Exercise requirements: What should come back is the data below, word for word, minus any picture.

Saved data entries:

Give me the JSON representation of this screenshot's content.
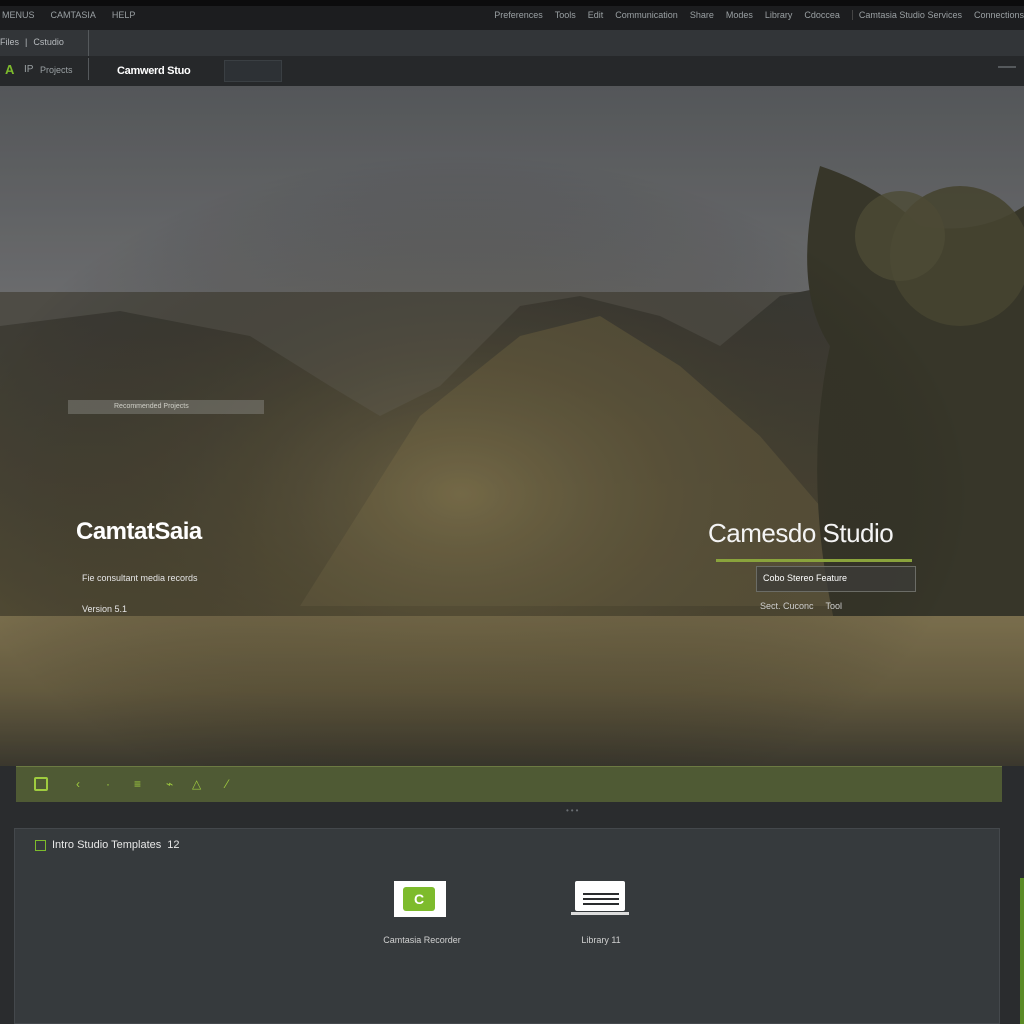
{
  "topbar": {
    "left_items": [
      "MENUS",
      "CAMTASIA",
      "HELP"
    ],
    "right_items": [
      "Preferences",
      "Tools",
      "Edit",
      "Communication",
      "Share",
      "Modes",
      "Library",
      "Cdoccea",
      "Camtasia Studio Services",
      "Connections"
    ]
  },
  "subbar": {
    "items": [
      "Files",
      "Cstudio"
    ]
  },
  "toolbar": {
    "logo": "A",
    "lp": "IP",
    "project": "Projects",
    "title": "Camwerd Stuo"
  },
  "hero": {
    "left_title": "CamtatSaia",
    "left_subtitle": "Fie consultant media records",
    "left_version": "Version 5.1",
    "right_title": "Camesdo Studio",
    "right_button": "Cobo Stereo Feature",
    "right_link_a": "Sect. Cuconc",
    "right_link_b": "Tool",
    "strip_text": "Recommended Projects"
  },
  "timeline": {
    "tool_icons": [
      "folder-icon",
      "cut-icon",
      "split-icon",
      "marker-icon",
      "annotation-icon",
      "cursor-icon"
    ]
  },
  "panel": {
    "header": "Intro Studio Templates",
    "header_count": "12",
    "card1_letter": "C",
    "card1_label": "Camtasia Recorder",
    "card2_label": "Library 11"
  },
  "colors": {
    "accent": "#7dbb2c",
    "timeline_bg": "#4f5a34",
    "panel_bg": "#363a3d"
  }
}
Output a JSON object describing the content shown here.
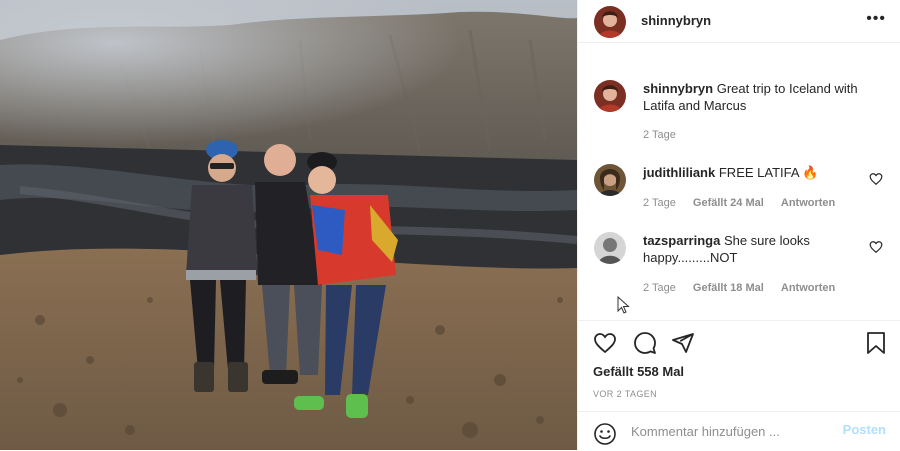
{
  "post": {
    "username": "shinnybryn",
    "more_icon": "more-horizontal-icon"
  },
  "caption": {
    "username": "shinnybryn",
    "text": "Great trip to Iceland with Latifa and Marcus",
    "time": "2 Tage"
  },
  "comments": [
    {
      "username": "judithliliank",
      "text": "FREE LATIFA 🔥",
      "time": "2 Tage",
      "likes": "Gefällt 24 Mal",
      "reply": "Antworten"
    },
    {
      "username": "tazsparringa",
      "text": "She sure looks happy.........NOT",
      "time": "2 Tage",
      "likes": "Gefällt 18 Mal",
      "reply": "Antworten"
    }
  ],
  "actions": {
    "like_count": "Gefällt 558 Mal",
    "posted": "VOR 2 TAGEN"
  },
  "comment_box": {
    "placeholder": "Kommentar hinzufügen ...",
    "post_label": "Posten"
  },
  "colors": {
    "link_disabled": "#b2dffc",
    "meta": "#8e8e8e",
    "text": "#262626"
  }
}
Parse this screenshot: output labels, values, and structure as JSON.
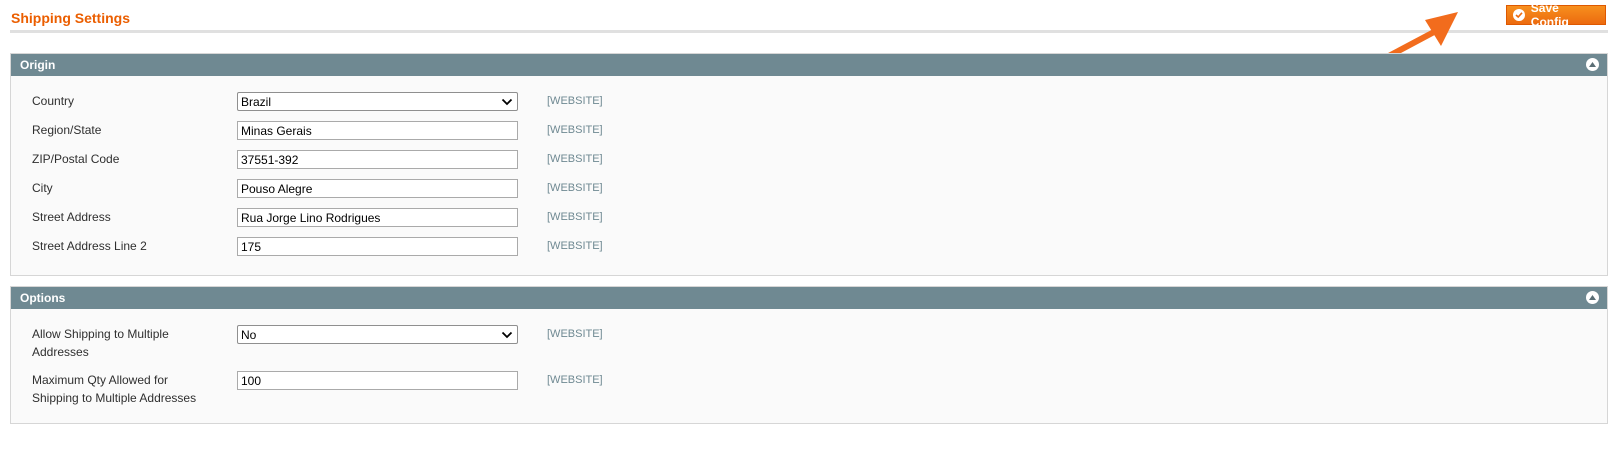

Response:
Give me the JSON representation of this screenshot's content.
{
  "topbar": {
    "left_items": [
      "MENUS",
      "CAMTASIA",
      "HELP"
    ],
    "right_items": [
      "Preferences",
      "Tools",
      "Edit",
      "Communication",
      "Share",
      "Modes",
      "Library",
      "Cdoccea",
      "Camtasia Studio Services",
      "Connections"
    ]
  },
  "subbar": {
    "items": [
      "Files",
      "Cstudio"
    ]
  },
  "toolbar": {
    "logo": "A",
    "lp": "IP",
    "project": "Projects",
    "title": "Camwerd Stuo"
  },
  "hero": {
    "left_title": "CamtatSaia",
    "left_subtitle": "Fie consultant media records",
    "left_version": "Version 5.1",
    "right_title": "Camesdo Studio",
    "right_button": "Cobo Stereo Feature",
    "right_link_a": "Sect. Cuconc",
    "right_link_b": "Tool",
    "strip_text": "Recommended Projects"
  },
  "timeline": {
    "tool_icons": [
      "folder-icon",
      "cut-icon",
      "split-icon",
      "marker-icon",
      "annotation-icon",
      "cursor-icon"
    ]
  },
  "panel": {
    "header": "Intro Studio Templates",
    "header_count": "12",
    "card1_letter": "C",
    "card1_label": "Camtasia Recorder",
    "card2_label": "Library 11"
  },
  "colors": {
    "accent": "#7dbb2c",
    "timeline_bg": "#4f5a34",
    "panel_bg": "#363a3d"
  }
}
Output a JSON object describing the content shown here.
{
  "post": {
    "username": "shinnybryn",
    "more_icon": "more-horizontal-icon"
  },
  "caption": {
    "username": "shinnybryn",
    "text": "Great trip to Iceland with Latifa and Marcus",
    "time": "2 Tage"
  },
  "comments": [
    {
      "username": "judithliliank",
      "text": "FREE LATIFA 🔥",
      "time": "2 Tage",
      "likes": "Gefällt 24 Mal",
      "reply": "Antworten"
    },
    {
      "username": "tazsparringa",
      "text": "She sure looks happy.........NOT",
      "time": "2 Tage",
      "likes": "Gefällt 18 Mal",
      "reply": "Antworten"
    }
  ],
  "actions": {
    "like_count": "Gefällt 558 Mal",
    "posted": "VOR 2 TAGEN"
  },
  "comment_box": {
    "placeholder": "Kommentar hinzufügen ...",
    "post_label": "Posten"
  },
  "colors": {
    "link_disabled": "#b2dffc",
    "meta": "#8e8e8e",
    "text": "#262626"
  }
}
Parse this screenshot: output labels, values, and structure as JSON.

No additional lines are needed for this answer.